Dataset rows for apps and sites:
======

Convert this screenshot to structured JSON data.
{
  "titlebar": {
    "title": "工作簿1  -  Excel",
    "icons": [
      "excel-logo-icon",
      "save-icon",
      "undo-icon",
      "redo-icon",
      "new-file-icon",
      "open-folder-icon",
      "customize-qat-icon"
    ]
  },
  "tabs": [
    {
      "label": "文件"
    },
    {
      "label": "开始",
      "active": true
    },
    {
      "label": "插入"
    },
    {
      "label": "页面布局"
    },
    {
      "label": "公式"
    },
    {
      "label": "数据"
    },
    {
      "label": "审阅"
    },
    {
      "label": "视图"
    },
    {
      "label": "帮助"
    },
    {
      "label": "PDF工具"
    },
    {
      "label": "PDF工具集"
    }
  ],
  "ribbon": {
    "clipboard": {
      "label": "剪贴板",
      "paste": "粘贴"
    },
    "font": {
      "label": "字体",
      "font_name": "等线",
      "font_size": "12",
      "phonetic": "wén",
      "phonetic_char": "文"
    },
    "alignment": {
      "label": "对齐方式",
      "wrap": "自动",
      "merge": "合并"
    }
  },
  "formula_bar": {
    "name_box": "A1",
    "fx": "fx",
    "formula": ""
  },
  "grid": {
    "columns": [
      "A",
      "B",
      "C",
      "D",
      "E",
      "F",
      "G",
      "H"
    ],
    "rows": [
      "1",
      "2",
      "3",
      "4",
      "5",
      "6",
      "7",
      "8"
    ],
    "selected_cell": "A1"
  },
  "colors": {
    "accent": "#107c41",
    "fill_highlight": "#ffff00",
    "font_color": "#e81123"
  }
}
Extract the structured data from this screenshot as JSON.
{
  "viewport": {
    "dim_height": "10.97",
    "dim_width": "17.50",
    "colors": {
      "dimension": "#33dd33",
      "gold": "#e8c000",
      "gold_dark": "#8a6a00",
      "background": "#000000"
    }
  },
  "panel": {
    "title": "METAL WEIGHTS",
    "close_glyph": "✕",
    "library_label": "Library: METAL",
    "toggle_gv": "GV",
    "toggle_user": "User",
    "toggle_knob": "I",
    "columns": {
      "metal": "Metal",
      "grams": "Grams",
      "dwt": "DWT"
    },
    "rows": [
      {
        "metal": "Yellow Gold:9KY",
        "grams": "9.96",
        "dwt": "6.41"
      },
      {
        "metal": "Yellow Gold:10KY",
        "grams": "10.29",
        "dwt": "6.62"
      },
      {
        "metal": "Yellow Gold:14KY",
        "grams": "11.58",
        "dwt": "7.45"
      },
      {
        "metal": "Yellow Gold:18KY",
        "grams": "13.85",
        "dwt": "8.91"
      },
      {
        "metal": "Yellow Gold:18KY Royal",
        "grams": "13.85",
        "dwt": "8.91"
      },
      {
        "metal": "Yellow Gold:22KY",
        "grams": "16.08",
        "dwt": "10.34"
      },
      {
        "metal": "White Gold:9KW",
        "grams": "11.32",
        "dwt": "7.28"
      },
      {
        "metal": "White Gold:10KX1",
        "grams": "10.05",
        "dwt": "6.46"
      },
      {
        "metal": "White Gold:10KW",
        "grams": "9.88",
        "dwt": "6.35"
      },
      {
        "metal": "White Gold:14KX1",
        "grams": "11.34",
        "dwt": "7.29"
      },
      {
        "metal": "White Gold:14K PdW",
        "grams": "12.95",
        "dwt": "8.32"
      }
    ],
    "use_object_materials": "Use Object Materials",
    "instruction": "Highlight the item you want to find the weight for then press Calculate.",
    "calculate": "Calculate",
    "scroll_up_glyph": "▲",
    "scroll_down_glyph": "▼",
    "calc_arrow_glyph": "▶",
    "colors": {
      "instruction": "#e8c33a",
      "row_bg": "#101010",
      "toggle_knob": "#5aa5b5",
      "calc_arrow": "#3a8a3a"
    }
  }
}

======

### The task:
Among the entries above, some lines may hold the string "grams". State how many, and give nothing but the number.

### Answer space:
12